Saved entries
------------------------------

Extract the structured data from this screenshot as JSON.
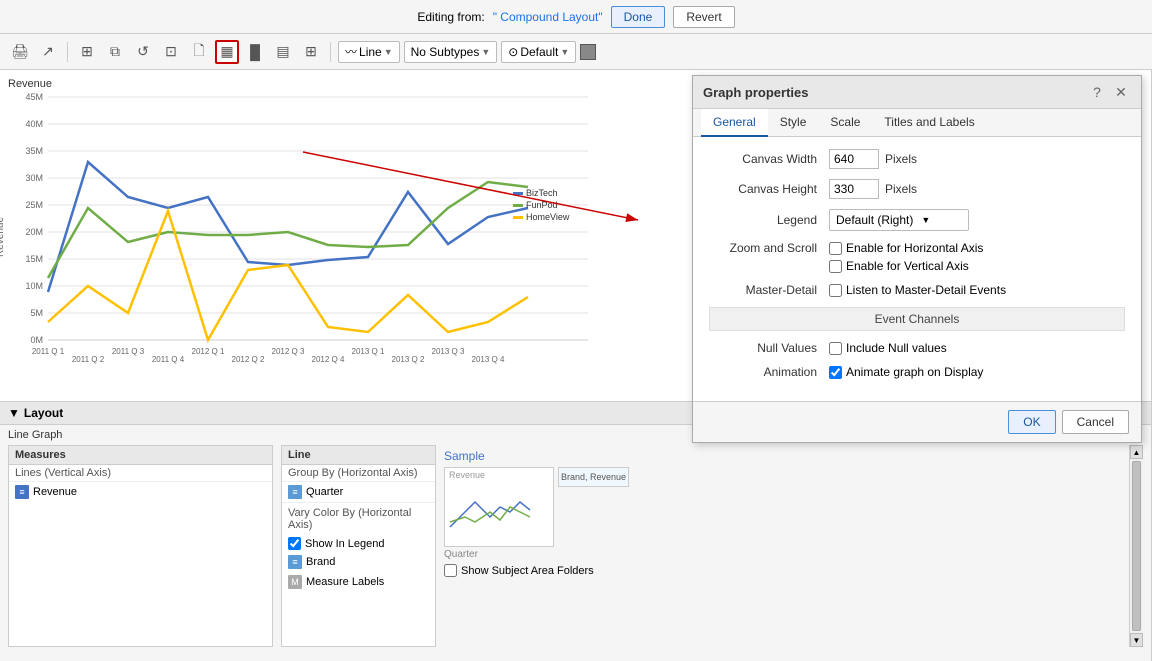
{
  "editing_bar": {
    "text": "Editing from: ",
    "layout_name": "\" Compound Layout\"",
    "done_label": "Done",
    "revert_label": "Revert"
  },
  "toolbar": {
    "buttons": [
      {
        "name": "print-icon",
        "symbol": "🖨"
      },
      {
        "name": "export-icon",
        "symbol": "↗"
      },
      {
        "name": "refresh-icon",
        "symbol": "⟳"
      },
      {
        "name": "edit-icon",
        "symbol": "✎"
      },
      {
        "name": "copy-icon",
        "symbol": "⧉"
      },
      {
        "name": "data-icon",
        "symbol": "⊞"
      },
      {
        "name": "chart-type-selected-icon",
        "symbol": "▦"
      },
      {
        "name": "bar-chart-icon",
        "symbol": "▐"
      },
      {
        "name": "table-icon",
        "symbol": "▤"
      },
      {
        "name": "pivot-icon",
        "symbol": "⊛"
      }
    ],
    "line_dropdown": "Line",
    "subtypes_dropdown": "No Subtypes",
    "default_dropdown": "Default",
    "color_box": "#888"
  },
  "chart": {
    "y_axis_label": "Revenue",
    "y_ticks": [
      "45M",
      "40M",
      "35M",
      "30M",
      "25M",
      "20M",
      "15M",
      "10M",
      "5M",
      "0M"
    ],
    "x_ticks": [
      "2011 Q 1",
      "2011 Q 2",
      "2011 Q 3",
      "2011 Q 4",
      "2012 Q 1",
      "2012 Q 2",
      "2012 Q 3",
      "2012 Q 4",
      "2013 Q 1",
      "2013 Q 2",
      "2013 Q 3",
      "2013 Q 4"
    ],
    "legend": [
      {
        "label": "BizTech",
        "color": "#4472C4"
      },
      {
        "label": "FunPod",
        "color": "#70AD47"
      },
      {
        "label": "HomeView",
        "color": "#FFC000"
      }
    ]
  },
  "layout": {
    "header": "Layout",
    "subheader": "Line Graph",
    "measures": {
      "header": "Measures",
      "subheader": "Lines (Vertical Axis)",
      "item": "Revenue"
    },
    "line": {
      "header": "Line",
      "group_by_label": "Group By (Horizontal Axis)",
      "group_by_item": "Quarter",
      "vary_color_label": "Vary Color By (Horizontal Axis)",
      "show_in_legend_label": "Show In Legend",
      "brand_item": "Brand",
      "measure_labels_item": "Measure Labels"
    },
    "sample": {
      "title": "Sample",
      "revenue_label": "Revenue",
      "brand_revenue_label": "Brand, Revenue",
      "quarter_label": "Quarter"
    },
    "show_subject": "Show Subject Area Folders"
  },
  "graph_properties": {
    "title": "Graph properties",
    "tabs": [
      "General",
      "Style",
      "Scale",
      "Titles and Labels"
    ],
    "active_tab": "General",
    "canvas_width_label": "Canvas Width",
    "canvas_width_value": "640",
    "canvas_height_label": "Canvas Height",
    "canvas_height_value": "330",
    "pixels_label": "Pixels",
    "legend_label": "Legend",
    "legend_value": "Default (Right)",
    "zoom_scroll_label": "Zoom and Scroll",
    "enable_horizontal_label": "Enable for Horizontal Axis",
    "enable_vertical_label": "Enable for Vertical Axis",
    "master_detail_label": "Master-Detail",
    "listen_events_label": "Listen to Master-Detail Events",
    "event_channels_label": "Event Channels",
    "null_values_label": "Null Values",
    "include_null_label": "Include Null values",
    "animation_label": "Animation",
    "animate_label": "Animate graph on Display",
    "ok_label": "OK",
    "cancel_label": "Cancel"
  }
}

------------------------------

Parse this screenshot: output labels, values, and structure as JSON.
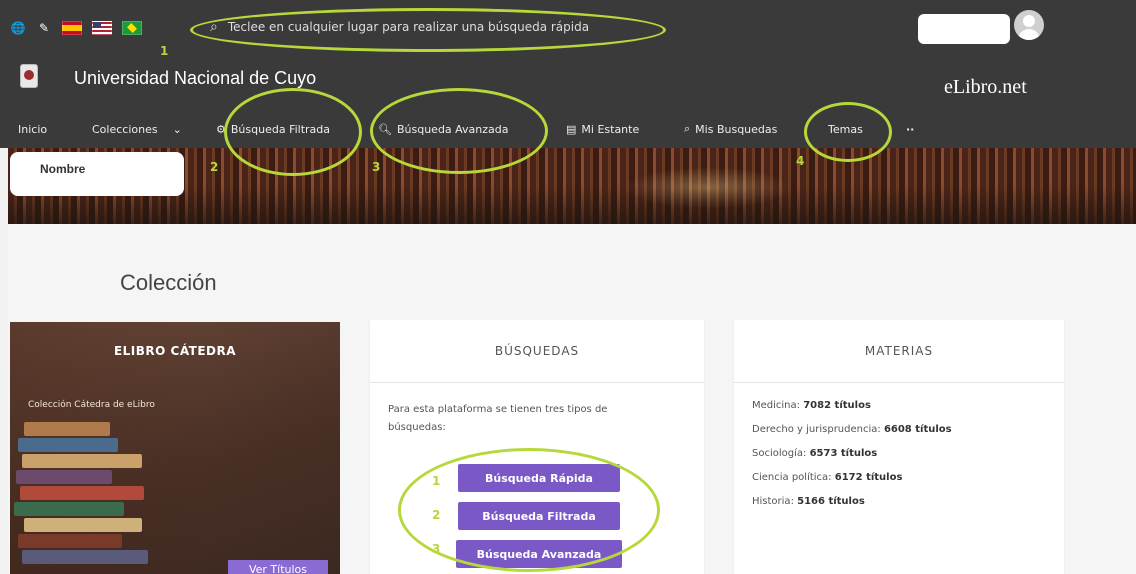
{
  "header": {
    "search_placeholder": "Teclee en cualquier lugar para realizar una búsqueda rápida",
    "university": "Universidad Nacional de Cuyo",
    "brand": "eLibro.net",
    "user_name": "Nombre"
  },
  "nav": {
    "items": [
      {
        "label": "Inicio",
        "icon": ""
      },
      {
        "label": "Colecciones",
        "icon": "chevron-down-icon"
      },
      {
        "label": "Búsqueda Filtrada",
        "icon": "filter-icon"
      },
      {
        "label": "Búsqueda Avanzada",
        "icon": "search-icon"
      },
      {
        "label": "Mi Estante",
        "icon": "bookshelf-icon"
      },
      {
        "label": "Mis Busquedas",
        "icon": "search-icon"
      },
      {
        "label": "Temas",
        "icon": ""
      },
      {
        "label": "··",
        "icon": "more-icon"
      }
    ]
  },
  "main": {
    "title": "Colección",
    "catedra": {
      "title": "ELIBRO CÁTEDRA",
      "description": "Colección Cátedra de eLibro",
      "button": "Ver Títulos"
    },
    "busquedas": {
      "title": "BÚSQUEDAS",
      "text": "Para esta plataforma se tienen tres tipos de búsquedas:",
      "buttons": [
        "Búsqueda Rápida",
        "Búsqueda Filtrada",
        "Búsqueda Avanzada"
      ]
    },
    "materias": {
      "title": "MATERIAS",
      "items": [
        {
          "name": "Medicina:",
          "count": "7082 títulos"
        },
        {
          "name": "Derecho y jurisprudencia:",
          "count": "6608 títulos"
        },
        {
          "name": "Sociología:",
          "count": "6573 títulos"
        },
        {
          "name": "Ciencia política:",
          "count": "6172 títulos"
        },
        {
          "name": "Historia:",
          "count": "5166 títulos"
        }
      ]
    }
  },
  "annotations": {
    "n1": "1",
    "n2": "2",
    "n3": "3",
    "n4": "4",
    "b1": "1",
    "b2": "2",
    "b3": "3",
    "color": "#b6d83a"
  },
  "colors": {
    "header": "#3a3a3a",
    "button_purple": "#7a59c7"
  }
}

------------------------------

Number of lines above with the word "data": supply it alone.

2